We all love being quality control for our loved ones who like to bake. Whether it’s a batch of extra-chewy chocolate chip cookies or a classic vanilla sponge cake, there’s no denying that eating sugary treats makes you feel good. But, for those who are doing the baking of these tasty treats, there are benefits beyond being the favorite friend in the group – there are also psychological benefits that go along with it too.
There have been studies that have shown how creative activities such as baking and knitting, can contribute to an overall sense of well-being. Donna Pincus, an associate professor of psychological and brain sciences at Boston University, spoke to HuffPost and said there’s “a stress relief that people get from having some kind of an outlet and a way to express themselves.”
Baking helps the baker actually practice mindfulness in a fun way since it requires the person to focus on following a specific set of directions in a certain order. This means that most of the decisions have already been made, allowing the person baking to concentrate on the details, which actually takes your mind away from outside stressors and anxieties.

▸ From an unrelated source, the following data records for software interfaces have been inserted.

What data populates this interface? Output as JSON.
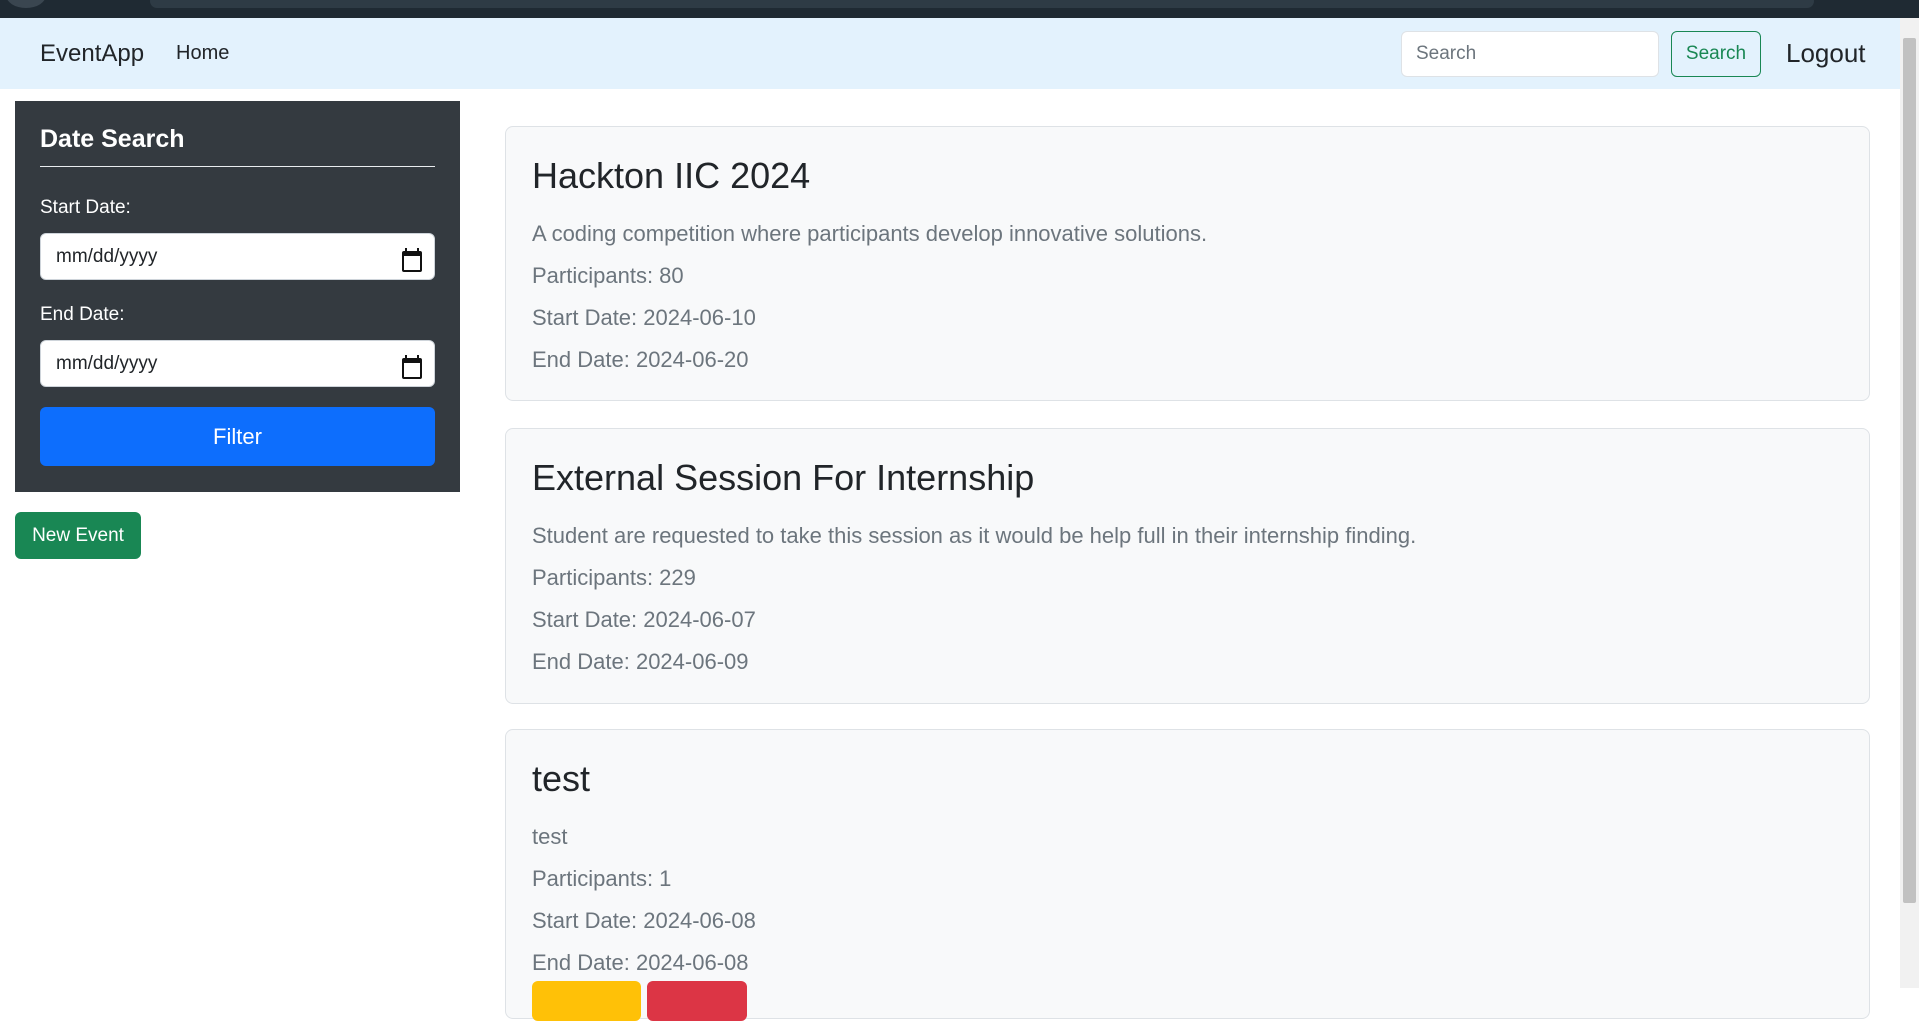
{
  "navbar": {
    "brand": "EventApp",
    "home_label": "Home",
    "search_placeholder": "Search",
    "search_button": "Search",
    "logout_label": "Logout",
    "background_color": "#e3f2fd"
  },
  "sidebar": {
    "title": "Date Search",
    "start_label": "Start Date:",
    "start_value": "mm/dd/yyyy",
    "end_label": "End Date:",
    "end_value": "mm/dd/yyyy",
    "filter_button": "Filter",
    "background_color": "#343a40"
  },
  "new_event_button": "New Event",
  "events": [
    {
      "title": "Hackton IIC 2024",
      "description": "A coding competition where participants develop innovative solutions.",
      "participants": "Participants: 80",
      "start": "Start Date: 2024-06-10",
      "end": "End Date: 2024-06-20"
    },
    {
      "title": "External Session For Internship",
      "description": "Student are requested to take this session as it would be help full in their internship finding.",
      "participants": "Participants: 229",
      "start": "Start Date: 2024-06-07",
      "end": "End Date: 2024-06-09"
    },
    {
      "title": "test",
      "description": "test",
      "participants": "Participants: 1",
      "start": "Start Date: 2024-06-08",
      "end": "End Date: 2024-06-08"
    }
  ],
  "colors": {
    "primary": "#0d6efd",
    "success": "#198754",
    "warning": "#ffc107",
    "danger": "#dc3545"
  }
}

Julie Ohana works as a licensed clinical social worker and culinary art therapist. Ohana explained to HuffPost the therapeutic effects of baking as it helps the person practice the “balance of the moment and the bigger picture.” While you’re measuring and mixing ingredients, you’re probably not thinking of anything else except the finished product and how it’ll all come together to create a beautiful final product. And after the baked good comes out of the oven, you’ll probably be thinking about how and when you want to share it with your loved ones.
Sharing your desserts for caring purposes, not for competition or attention, is actually another great mood-booster because it makes you “feel like you’ve done something good for the world, which perhaps increases your meaning in life and connection with other people,” Pincus explained.
Sharing desserts can also serve as a means of communication. Professor of psychological and brain sciences at the University of Massachusetts, Susan Whitbourne, explains that “it can be helpful for people who have difficulty expressing their feelings in words to show thanks, appreciation, or sympathy with baked goods.”